*WHAT THE EXERCISE ASKS*: Using the records below, locate all lines containing "codigo" and return them.

*RECORDS*:
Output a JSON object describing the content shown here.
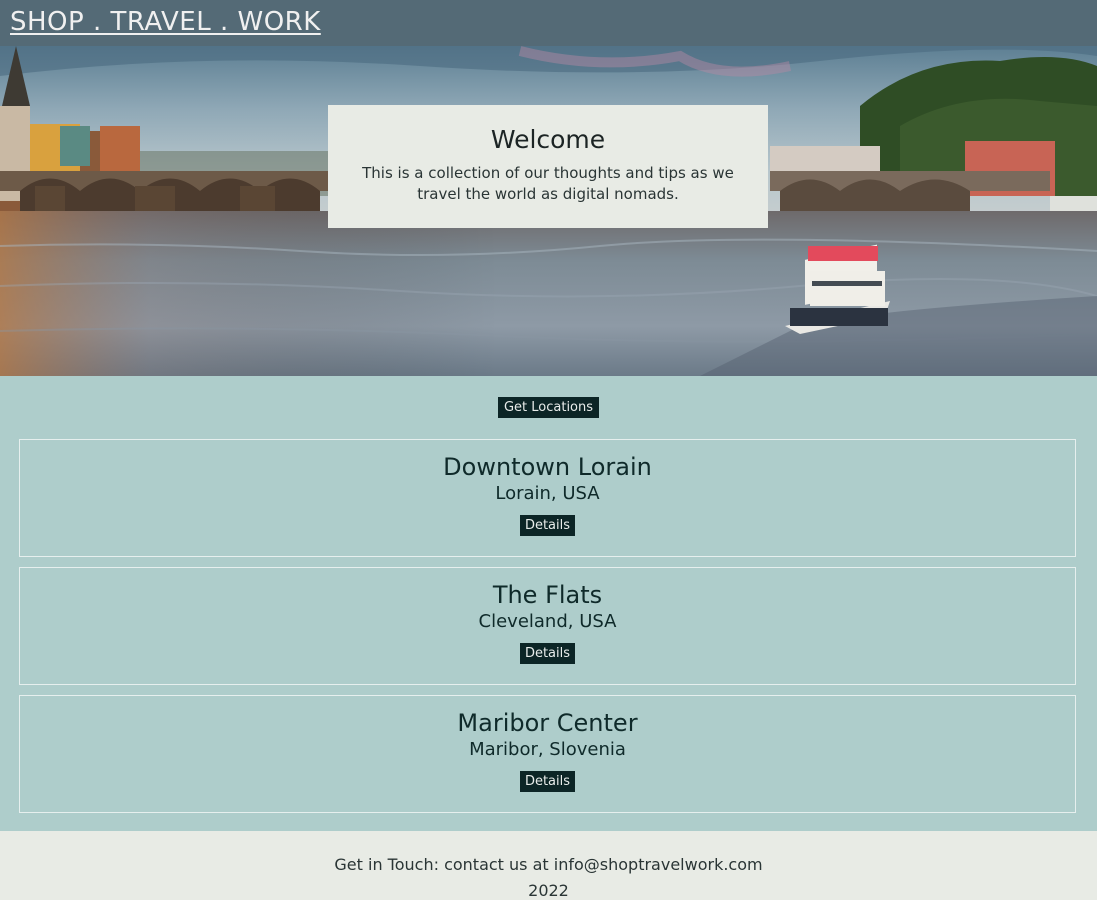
{
  "header": {
    "title": "SHOP . TRAVEL . WORK"
  },
  "hero": {
    "image_icon": "river-city-bridge-photo",
    "welcome_title": "Welcome",
    "welcome_text": "This is a collection of our thoughts and tips as we travel the world as digital nomads."
  },
  "main": {
    "get_locations_label": "Get Locations",
    "locations": [
      {
        "name": "Downtown Lorain",
        "place": "Lorain, USA",
        "details_label": "Details"
      },
      {
        "name": "The Flats",
        "place": "Cleveland, USA",
        "details_label": "Details"
      },
      {
        "name": "Maribor Center",
        "place": "Maribor, Slovenia",
        "details_label": "Details"
      }
    ]
  },
  "footer": {
    "contact": "Get in Touch: contact us at info@shoptravelwork.com",
    "year": "2022"
  },
  "colors": {
    "header_bg": "#546a76",
    "main_bg": "#aecdcb",
    "card_bg": "#e8ebe5",
    "button_bg": "#0c2526"
  }
}
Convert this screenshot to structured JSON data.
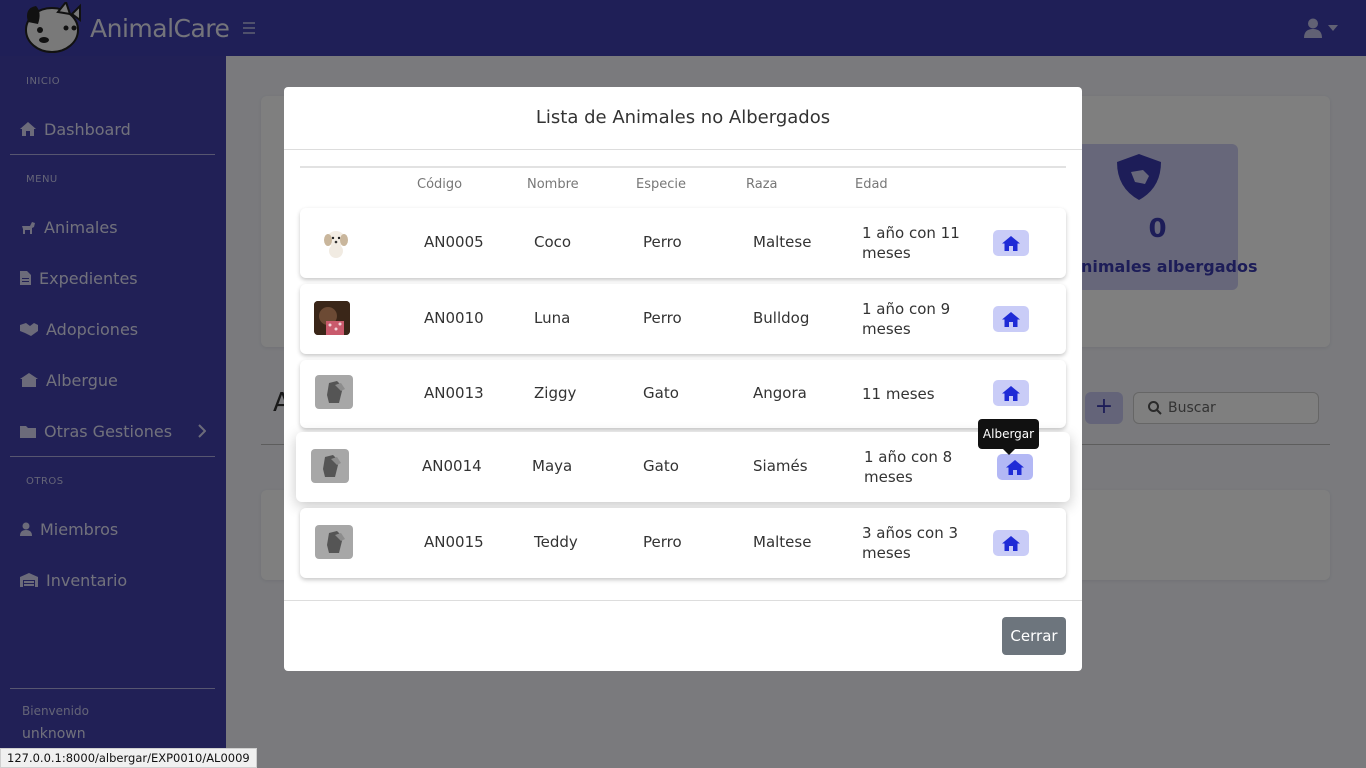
{
  "app": {
    "brand": "AnimalCare"
  },
  "sidebar": {
    "sections": [
      "INICIO",
      "MENU",
      "OTROS"
    ],
    "items": [
      {
        "label": "Dashboard",
        "icon": "home-icon"
      },
      {
        "label": "Animales",
        "icon": "dog-icon"
      },
      {
        "label": "Expedientes",
        "icon": "file-icon"
      },
      {
        "label": "Adopciones",
        "icon": "handshake-icon"
      },
      {
        "label": "Albergue",
        "icon": "shelter-icon"
      },
      {
        "label": "Otras Gestiones",
        "icon": "folder-icon"
      },
      {
        "label": "Miembros",
        "icon": "user-icon"
      },
      {
        "label": "Inventario",
        "icon": "warehouse-icon"
      }
    ],
    "footer": {
      "welcome": "Bienvenido",
      "user": "unknown"
    }
  },
  "background": {
    "stat_number": "0",
    "stat_label": "nimales albergados",
    "section_title_fragment": "A",
    "add_label": "+",
    "search_placeholder": "Buscar"
  },
  "modal": {
    "title": "Lista de Animales no Albergados",
    "headers": [
      "Código",
      "Nombre",
      "Especie",
      "Raza",
      "Edad"
    ],
    "rows": [
      {
        "codigo": "AN0005",
        "nombre": "Coco",
        "especie": "Perro",
        "raza": "Maltese",
        "edad_1": "1 año con 11",
        "edad_2": "meses",
        "image": "puppy-photo"
      },
      {
        "codigo": "AN0010",
        "nombre": "Luna",
        "especie": "Perro",
        "raza": "Bulldog",
        "edad_1": "1 año con 9",
        "edad_2": "meses",
        "image": "dog-photo"
      },
      {
        "codigo": "AN0013",
        "nombre": "Ziggy",
        "especie": "Gato",
        "raza": "Angora",
        "edad_1": "11 meses",
        "edad_2": "",
        "image": "placeholder-pet-icon"
      },
      {
        "codigo": "AN0014",
        "nombre": "Maya",
        "especie": "Gato",
        "raza": "Siamés",
        "edad_1": "1 año con 8",
        "edad_2": "meses",
        "image": "placeholder-pet-icon"
      },
      {
        "codigo": "AN0015",
        "nombre": "Teddy",
        "especie": "Perro",
        "raza": "Maltese",
        "edad_1": "3 años con 3",
        "edad_2": "meses",
        "image": "placeholder-pet-icon"
      }
    ],
    "tooltip": "Albergar",
    "close_label": "Cerrar"
  },
  "status_url": "127.0.0.1:8000/albergar/EXP0010/AL0009",
  "colors": {
    "topbar": "#3f3fae",
    "sidebar": "#4341ac",
    "accent_button": "#c9ccf7",
    "house_icon": "#1f2bd6",
    "close_button": "#6d757d"
  }
}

*ANSWER SPACE*:
        "codigo": "AN0005",
        "codigo": "AN0010",
        "codigo": "AN0013",
        "codigo": "AN0014",
        "codigo": "AN0015",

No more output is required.